There are a variety of drugs people can try that often help. There are also non-drug treatments, including stress management. (Stress makes the problem worse.) And when all else fails, some people opt for surgery. There are two surgical options. The first is Deep Brain Stimulation (DBS), in which an electrode is implanted in the thalamus and disrupts the electrical activity in the area. It gives “moderate relief” to about 90% of people, lasts indefinitely (provided external hardware is replaced every five years or so. It doesn’t damage brain tissue.
The second option is to surgically destroy the thalamus. Although it’s more dangerous than DBS, symptoms are often completely relieved. The focused ultrasound treatment does the same thing—destroys the thalamus—but appears to be more likely to cause side effects than traditional surgery. And it doesn’t seem to be as effective. And…it looks like the “relief” begins to wear off within a year.
The people in this study—all 76 of them—had a mere 50% reduction in symptoms (on average) 3 months after treatment. (Compared to “complete or near-complete” relief with surgery.) But at the one-year mark, when the study ended, that had dropped to 40%. At this rate, the effect would be negligible in just a couple of years. That seems a steep price for destroying an entire brain region. And the possible side effects were nothing to sneeze at. They included:
- Numbness or tingling in the fingers.
- Balance problems.

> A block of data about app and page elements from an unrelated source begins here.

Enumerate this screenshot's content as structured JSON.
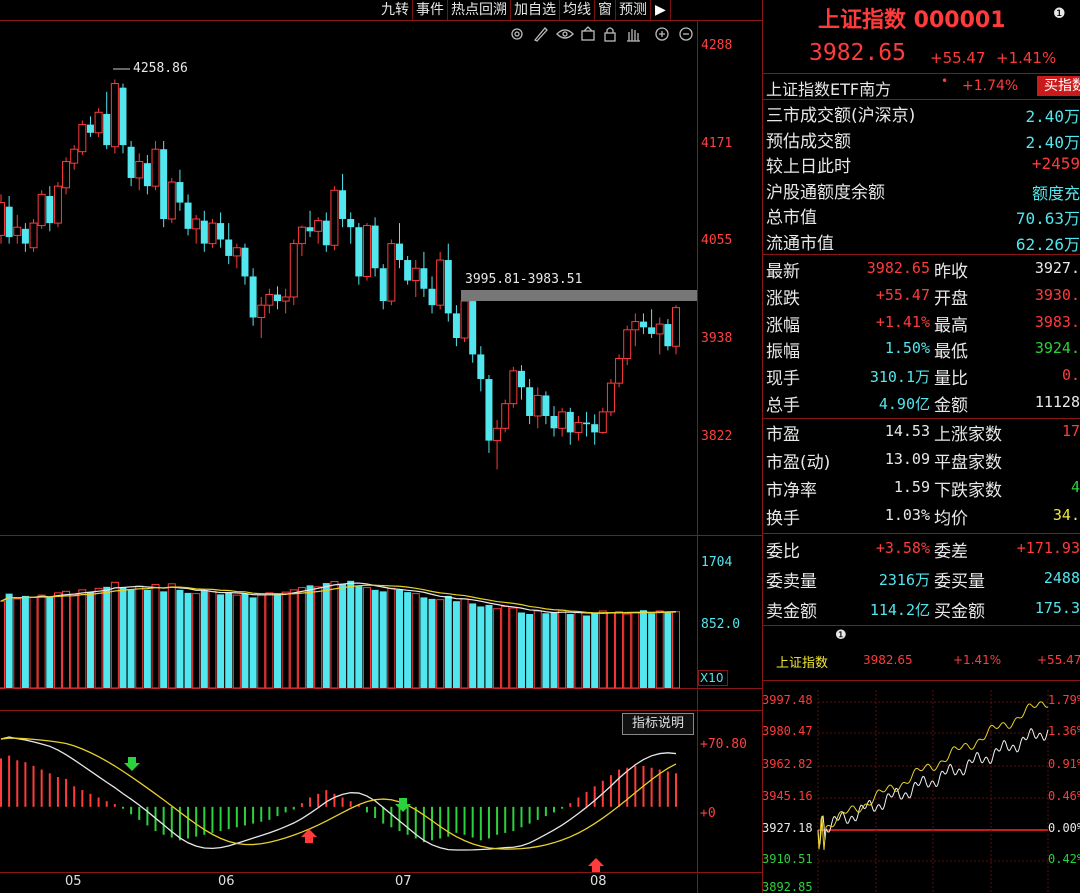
{
  "menu": [
    "九转",
    "事件",
    "热点回溯",
    "加自选",
    "均线",
    "窗",
    "预测"
  ],
  "menu_arrow": "▶",
  "toolbar_icons": [
    "settings-icon",
    "pen-icon",
    "eye-icon",
    "basket-icon",
    "lock-icon",
    "hand-icon",
    "zoom-in-icon",
    "zoom-out-icon"
  ],
  "header": {
    "title": "上证指数 000001",
    "price": "3982.65",
    "change": "+55.47",
    "pct": "+1.41%",
    "info_icon": "❶"
  },
  "etf": {
    "name": "上证指数ETF南方",
    "dot": "•",
    "pct": "+1.74%",
    "buy_label": "买指数"
  },
  "stats_top": [
    {
      "label": "三市成交额(沪深京)",
      "value": "2.40万"
    },
    {
      "label": "预估成交额",
      "value": "2.40万"
    },
    {
      "label": "较上日此时",
      "value": "+2459"
    },
    {
      "label": "沪股通额度余额",
      "value": "额度充"
    },
    {
      "label": "总市值",
      "value": "70.63万"
    },
    {
      "label": "流通市值",
      "value": "62.26万"
    }
  ],
  "quote_rows": [
    {
      "l1": "最新",
      "v1": "3982.65",
      "l2": "昨收",
      "v2": "3927."
    },
    {
      "l1": "涨跌",
      "v1": "+55.47",
      "l2": "开盘",
      "v2": "3930."
    },
    {
      "l1": "涨幅",
      "v1": "+1.41%",
      "l2": "最高",
      "v2": "3983."
    },
    {
      "l1": "振幅",
      "v1": "1.50%",
      "l2": "最低",
      "v2": "3924."
    },
    {
      "l1": "现手",
      "v1": "310.1万",
      "l2": "量比",
      "v2": "0."
    },
    {
      "l1": "总手",
      "v1": "4.90亿",
      "l2": "金额",
      "v2": "11128"
    }
  ],
  "market_rows": [
    {
      "l1": "市盈",
      "v1": "14.53",
      "l2": "上涨家数",
      "v2": "17"
    },
    {
      "l1": "市盈(动)",
      "v1": "13.09",
      "l2": "平盘家数",
      "v2": ""
    },
    {
      "l1": "市净率",
      "v1": "1.59",
      "l2": "下跌家数",
      "v2": "4"
    },
    {
      "l1": "换手",
      "v1": "1.03%",
      "l2": "均价",
      "v2": "34."
    }
  ],
  "order_rows": [
    {
      "l1": "委比",
      "v1": "+3.58%",
      "l2": "委差",
      "v2": "+171.93"
    },
    {
      "l1": "委卖量",
      "v1": "2316万",
      "l2": "委买量",
      "v2": "2488"
    },
    {
      "l1": "卖金额",
      "v1": "114.2亿",
      "l2": "买金额",
      "v2": "175.3"
    }
  ],
  "mini": {
    "name": "上证指数",
    "price": "3982.65",
    "pct": "+1.41%",
    "change": "+55.47",
    "left_axis": [
      "3997.48",
      "3980.47",
      "3962.82",
      "3945.16",
      "3927.18",
      "3910.51",
      "3892.85"
    ],
    "right_axis": [
      "1.79%",
      "1.36%",
      "0.91%",
      "0.46%",
      "0.00%",
      "0.42%"
    ]
  },
  "kline": {
    "price_axis": [
      "4288",
      "4171",
      "4055",
      "3938",
      "3822"
    ],
    "high_label": "4258.86",
    "zone_label": "3995.81-3983.51",
    "months": [
      "05",
      "06",
      "07",
      "08"
    ]
  },
  "volume": {
    "axis": [
      "1704",
      "852.0"
    ],
    "unit": "X10"
  },
  "macd": {
    "button": "指标说明",
    "axis": [
      "+70.80",
      "+0"
    ]
  },
  "chart_data": [
    {
      "type": "candlestick",
      "title": "",
      "x": [
        "05",
        "06",
        "07",
        "08"
      ],
      "ylim": [
        3705,
        4330
      ],
      "ticks": [
        4288,
        4171,
        4055,
        3938,
        3822
      ],
      "annotations": [
        "4258.86",
        "3995.81-3983.51"
      ],
      "series": [
        {
          "ohlc": [
            [
              4070,
              4120,
              4060,
              4110
            ],
            [
              4105,
              4118,
              4060,
              4068
            ],
            [
              4070,
              4095,
              4060,
              4080
            ],
            [
              4078,
              4085,
              4050,
              4060
            ],
            [
              4055,
              4090,
              4050,
              4085
            ],
            [
              4082,
              4125,
              4078,
              4120
            ],
            [
              4118,
              4130,
              4075,
              4085
            ],
            [
              4085,
              4135,
              4080,
              4130
            ],
            [
              4128,
              4165,
              4120,
              4160
            ],
            [
              4158,
              4180,
              4150,
              4175
            ],
            [
              4172,
              4210,
              4168,
              4205
            ],
            [
              4205,
              4215,
              4190,
              4195
            ],
            [
              4195,
              4225,
              4190,
              4220
            ],
            [
              4218,
              4245,
              4175,
              4180
            ],
            [
              4178,
              4260,
              4170,
              4255
            ],
            [
              4250,
              4255,
              4170,
              4180
            ],
            [
              4178,
              4185,
              4130,
              4140
            ],
            [
              4140,
              4170,
              4125,
              4160
            ],
            [
              4158,
              4168,
              4120,
              4130
            ],
            [
              4130,
              4185,
              4125,
              4175
            ],
            [
              4175,
              4185,
              4080,
              4090
            ],
            [
              4090,
              4140,
              4085,
              4135
            ],
            [
              4135,
              4150,
              4100,
              4110
            ],
            [
              4110,
              4120,
              4070,
              4078
            ],
            [
              4078,
              4095,
              4060,
              4090
            ],
            [
              4088,
              4100,
              4050,
              4060
            ],
            [
              4060,
              4090,
              4055,
              4085
            ],
            [
              4085,
              4098,
              4055,
              4065
            ],
            [
              4065,
              4085,
              4035,
              4045
            ],
            [
              4045,
              4060,
              4030,
              4055
            ],
            [
              4055,
              4060,
              4010,
              4020
            ],
            [
              4020,
              4030,
              3960,
              3970
            ],
            [
              3970,
              3995,
              3945,
              3985
            ],
            [
              3985,
              4005,
              3975,
              3998
            ],
            [
              3998,
              4008,
              3980,
              3990
            ],
            [
              3990,
              4005,
              3975,
              3995
            ],
            [
              3995,
              4065,
              3985,
              4060
            ],
            [
              4060,
              4082,
              4045,
              4080
            ],
            [
              4080,
              4100,
              4068,
              4075
            ],
            [
              4075,
              4092,
              4060,
              4088
            ],
            [
              4088,
              4098,
              4050,
              4058
            ],
            [
              4058,
              4130,
              4052,
              4125
            ],
            [
              4125,
              4145,
              4080,
              4090
            ],
            [
              4090,
              4098,
              4060,
              4080
            ],
            [
              4080,
              4085,
              4010,
              4020
            ],
            [
              4020,
              4085,
              4015,
              4082
            ],
            [
              4082,
              4092,
              4020,
              4030
            ],
            [
              4030,
              4035,
              3980,
              3990
            ],
            [
              3990,
              4065,
              3985,
              4060
            ],
            [
              4060,
              4085,
              4030,
              4040
            ],
            [
              4040,
              4045,
              4010,
              4015
            ],
            [
              4015,
              4040,
              3995,
              4030
            ],
            [
              4030,
              4050,
              3995,
              4005
            ],
            [
              4005,
              4020,
              3975,
              3985
            ],
            [
              3985,
              4050,
              3980,
              4040
            ],
            [
              4040,
              4060,
              3965,
              3975
            ],
            [
              3975,
              3985,
              3935,
              3945
            ],
            [
              3945,
              3995,
              3940,
              3990
            ],
            [
              3990,
              3995,
              3915,
              3925
            ],
            [
              3925,
              3935,
              3880,
              3895
            ],
            [
              3895,
              3900,
              3805,
              3820
            ],
            [
              3820,
              3845,
              3785,
              3835
            ],
            [
              3835,
              3870,
              3830,
              3865
            ],
            [
              3865,
              3910,
              3860,
              3905
            ],
            [
              3905,
              3912,
              3870,
              3885
            ],
            [
              3885,
              3895,
              3840,
              3850
            ],
            [
              3850,
              3885,
              3835,
              3875
            ],
            [
              3875,
              3880,
              3840,
              3850
            ],
            [
              3850,
              3862,
              3825,
              3835
            ],
            [
              3835,
              3860,
              3825,
              3855
            ],
            [
              3855,
              3860,
              3815,
              3830
            ],
            [
              3830,
              3850,
              3820,
              3842
            ],
            [
              3842,
              3855,
              3825,
              3840
            ],
            [
              3840,
              3852,
              3815,
              3830
            ],
            [
              3830,
              3860,
              3828,
              3855
            ],
            [
              3855,
              3895,
              3850,
              3890
            ],
            [
              3890,
              3925,
              3885,
              3920
            ],
            [
              3920,
              3960,
              3912,
              3955
            ],
            [
              3955,
              3975,
              3935,
              3965
            ],
            [
              3965,
              3975,
              3950,
              3958
            ],
            [
              3958,
              3980,
              3945,
              3950
            ],
            [
              3950,
              3970,
              3925,
              3962
            ],
            [
              3962,
              3968,
              3930,
              3935
            ],
            [
              3935,
              3985,
              3925,
              3982
            ]
          ]
        }
      ]
    },
    {
      "type": "bar",
      "title": "",
      "ylim": [
        0,
        2000
      ],
      "ticks": [
        1704,
        852
      ],
      "series": [
        {
          "values": [
            1150,
            1250,
            1180,
            1220,
            1200,
            1230,
            1210,
            1260,
            1280,
            1240,
            1300,
            1270,
            1320,
            1340,
            1400,
            1330,
            1310,
            1350,
            1300,
            1370,
            1280,
            1380,
            1300,
            1260,
            1250,
            1290,
            1280,
            1240,
            1260,
            1230,
            1250,
            1200,
            1230,
            1260,
            1240,
            1270,
            1300,
            1330,
            1360,
            1340,
            1390,
            1410,
            1380,
            1420,
            1350,
            1330,
            1300,
            1280,
            1320,
            1300,
            1270,
            1250,
            1200,
            1180,
            1170,
            1220,
            1150,
            1180,
            1120,
            1080,
            1100,
            1050,
            1080,
            1060,
            1000,
            980,
            1020,
            990,
            1000,
            1030,
            980,
            1000,
            960,
            990,
            1020,
            1000,
            1010,
            980,
            1000,
            1030,
            990,
            1020,
            1000,
            1010
          ]
        }
      ]
    },
    {
      "type": "bar",
      "title": "",
      "ylim": [
        -70,
        75
      ],
      "ticks": [
        70.8,
        0
      ],
      "series": [
        {
          "values": [
            52,
            55,
            50,
            48,
            44,
            40,
            36,
            32,
            30,
            22,
            18,
            14,
            10,
            6,
            3,
            -2,
            -8,
            -14,
            -20,
            -26,
            -30,
            -33,
            -36,
            -34,
            -32,
            -30,
            -28,
            -26,
            -24,
            -22,
            -20,
            -18,
            -16,
            -14,
            -10,
            -6,
            -3,
            4,
            10,
            14,
            18,
            14,
            10,
            6,
            2,
            -6,
            -12,
            -18,
            -22,
            -26,
            -30,
            -34,
            -38,
            -36,
            -34,
            -32,
            -28,
            -30,
            -33,
            -36,
            -34,
            -30,
            -28,
            -26,
            -22,
            -18,
            -14,
            -10,
            -6,
            -2,
            4,
            10,
            16,
            22,
            28,
            34,
            40,
            42,
            44,
            44,
            42,
            40,
            38,
            36
          ]
        }
      ]
    }
  ]
}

- Loss of control of body movements.
- Problems with walking.
In some people the side effects resolved themselves, but a handful were left with what appeared to be permanent problems. And in an earlier safety trial of fifteen people, four were left with long-term negative side effects…which, if you do the math, is over one-quarter of the people who had the procedure. Other problems in both trials included burns, scarring, damage to other parts of the brain, hemorrhage, and blood clots.
And yet, FDA says this is safe and effective.
I’m not convinced.
It’s not quite an ice pick in the brain, but it’s close. I can imagine that some day we’ll look back on this particular medical fad and say, “My God, what were we doing?” In the meantime, here’s my advice: If you have essential tremor and your symptoms are unbearable--if they haven’t responded to non-surgical treatment or even drugs, opt for DBS. Because once you destroy part of your brain, it’s gone forever.
You only get one brain. Keep it.